____ Dataset excerpts

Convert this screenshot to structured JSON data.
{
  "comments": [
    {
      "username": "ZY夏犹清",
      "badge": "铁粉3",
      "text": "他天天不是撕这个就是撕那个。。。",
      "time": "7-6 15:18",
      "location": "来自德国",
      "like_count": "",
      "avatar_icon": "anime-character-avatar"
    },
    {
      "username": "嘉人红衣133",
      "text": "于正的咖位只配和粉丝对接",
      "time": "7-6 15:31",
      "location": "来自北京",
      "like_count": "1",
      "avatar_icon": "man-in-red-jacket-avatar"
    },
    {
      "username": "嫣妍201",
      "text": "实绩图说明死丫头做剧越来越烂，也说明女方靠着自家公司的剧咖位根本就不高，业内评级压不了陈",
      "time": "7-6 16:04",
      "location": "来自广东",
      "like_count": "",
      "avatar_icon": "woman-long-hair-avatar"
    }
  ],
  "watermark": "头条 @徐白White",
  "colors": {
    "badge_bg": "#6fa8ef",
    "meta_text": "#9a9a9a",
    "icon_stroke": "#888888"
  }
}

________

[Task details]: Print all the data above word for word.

[Answer for this exercise]:
Convert this screenshot to structured JSON data.
{
  "comments": [
    {
      "username": "ZY夏犹清",
      "badge": "铁粉3",
      "text": "他天天不是撕这个就是撕那个。。。",
      "time": "7-6 15:18",
      "location": "来自德国",
      "like_count": "",
      "avatar_icon": "anime-character-avatar"
    },
    {
      "username": "嘉人红衣133",
      "text": "于正的咖位只配和粉丝对接",
      "time": "7-6 15:31",
      "location": "来自北京",
      "like_count": "1",
      "avatar_icon": "man-in-red-jacket-avatar"
    },
    {
      "username": "嫣妍201",
      "text": "实绩图说明死丫头做剧越来越烂，也说明女方靠着自家公司的剧咖位根本就不高，业内评级压不了陈",
      "time": "7-6 16:04",
      "location": "来自广东",
      "like_count": "",
      "avatar_icon": "woman-long-hair-avatar"
    }
  ],
  "watermark": "头条 @徐白White",
  "colors": {
    "badge_bg": "#6fa8ef",
    "meta_text": "#9a9a9a",
    "icon_stroke": "#888888"
  }
}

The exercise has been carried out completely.